My tip: I like to use oils that stimulate and deeply penetrate my scalp, with peppermint oil and Jamaican black castor being my favorite. I have thick hair so thicker oils work best for me. For finer hair use thinner oils like Vitamin E or Rosehip.
Cream and Sealant references a thicker styling agent that is not your leave in conditioner. It is important to have a cream styling agent or butter as these products set your style and curl pattern into place. Curly hair is the most fragile of the hair types and its bends (aka curls) are more susceptible to breakage than any other hair type. Creams and Sealants allow for a solid hold for the curl and barrier to environmental elements.
My Tip: I prefer a cream and sealing agent that will nourish my hair and give me a couple days hold. Sealants like Shea Nut butter give a great styling hold while nourishing and supporting my curls.
4 . Wash Hair Once a Week
The importance of the Scalp Skin is something that many don’t necessarily know about. The scalp contains large oil glands, called Sebacious Glands, that produce a natural oil called Sebum. Sebum’s main job is to condition the scalp skin and act as an internal barrier for moisture loss.

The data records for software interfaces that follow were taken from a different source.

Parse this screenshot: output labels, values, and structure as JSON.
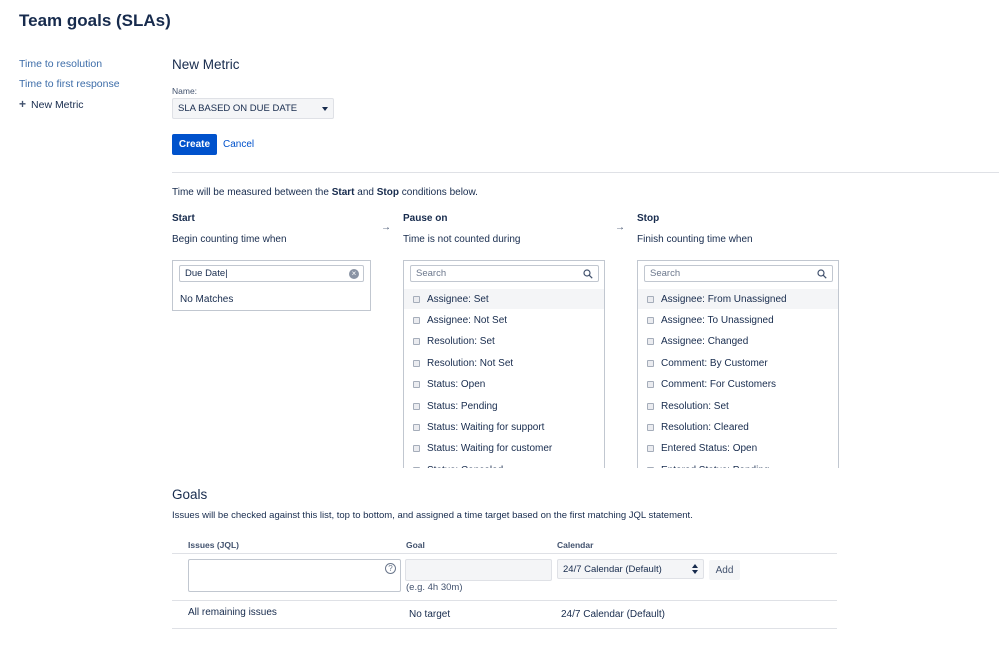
{
  "page": {
    "title": "Team goals (SLAs)"
  },
  "sidebar": {
    "items": [
      {
        "label": "Time to resolution"
      },
      {
        "label": "Time to first response"
      },
      {
        "label": "New Metric",
        "icon": "plus-icon"
      }
    ]
  },
  "metric": {
    "title": "New Metric",
    "name_label": "Name:",
    "name_value": "SLA BASED ON DUE DATE",
    "create_label": "Create",
    "cancel_label": "Cancel"
  },
  "conditions": {
    "intro_prefix": "Time will be measured between the ",
    "intro_start": "Start",
    "intro_and": " and ",
    "intro_stop": "Stop",
    "intro_suffix": " conditions below.",
    "arrow": "→",
    "start": {
      "heading": "Start",
      "subheading": "Begin counting time when",
      "search_value": "Due Date",
      "no_matches": "No Matches"
    },
    "pause": {
      "heading": "Pause on",
      "subheading": "Time is not counted during",
      "search_placeholder": "Search",
      "items": [
        "Assignee: Set",
        "Assignee: Not Set",
        "Resolution: Set",
        "Resolution: Not Set",
        "Status: Open",
        "Status: Pending",
        "Status: Waiting for support",
        "Status: Waiting for customer",
        "Status: Canceled"
      ]
    },
    "stop": {
      "heading": "Stop",
      "subheading": "Finish counting time when",
      "search_placeholder": "Search",
      "items": [
        "Assignee: From Unassigned",
        "Assignee: To Unassigned",
        "Assignee: Changed",
        "Comment: By Customer",
        "Comment: For Customers",
        "Resolution: Set",
        "Resolution: Cleared",
        "Entered Status: Open",
        "Entered Status: Pending"
      ]
    }
  },
  "goals": {
    "title": "Goals",
    "description": "Issues will be checked against this list, top to bottom, and assigned a time target based on the first matching JQL statement.",
    "columns": {
      "issues": "Issues (JQL)",
      "goal": "Goal",
      "calendar": "Calendar"
    },
    "new_row": {
      "jql_value": "",
      "goal_value": "",
      "goal_hint": "(e.g. 4h 30m)",
      "calendar_value": "24/7 Calendar (Default)",
      "add_label": "Add"
    },
    "remaining_row": {
      "issues": "All remaining issues",
      "goal": "No target",
      "calendar": "24/7 Calendar (Default)"
    }
  }
}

Dependent on your hair care regime or porosity Sebum production can either be in tune or out of wack. Much of scalp dryness is related to a lack of Sebum production due to product build up. Curly hair has an especially hard time spreading Sebum from the scalp down to the ends due to the natural texture and it’s kinks and bends. This leads to dryness at the hair shaft.
Infrequent washing is a major contributor to product build up and clogged scalp pores. No matter the curl type and texture, wash hair ONCE a week. A clean healthy scalp will grow better healthy hair. Though some people think that natural or curly hair can last without wash days, it actually inhibits growth, manageability, and hair quality. Sticking to a wash day schedule and routine can be the thing that takes your curls to the next level.
In Case You Missed It : 4 Chlorine Removing Shampoos for Curly Hair
5 . Satin or Silk Scarves/Pillow Cases
Before head touches down to pillow at night, you need to make sure you either have curly biracial hair in a satin headscarf or on a satin pillow. When it is time to go to sleep hair should be put into a pineapple or top knot to be wrapped in a satin or silk scarf, or left free if using a satin pillow.
Satin scarves and pillows are used to prevent the rubbing and breakage of the hairline. When your hairline is rubbed against cotton, flannel, or an other bedding material the friction causes hairs around the hairline to break off and split. Satin and Silk are fabrics that slide along with the hair and cushion the coils, enabling them to remain elastic through the toughest of sleepers.
Satin bonnets, scarves, pillows, headbands can be purchased very inexpensively at your local beauty stores and dollar stores.
When you combine these tips into a solid routine and you stick to it, great results will follow. None of these tips will fix anything over night, but they will provide lasting results and healthier hair. Maintaining curly hair can be difficult, but the more you learn and experiment with product, styles, and routines the easier it gets.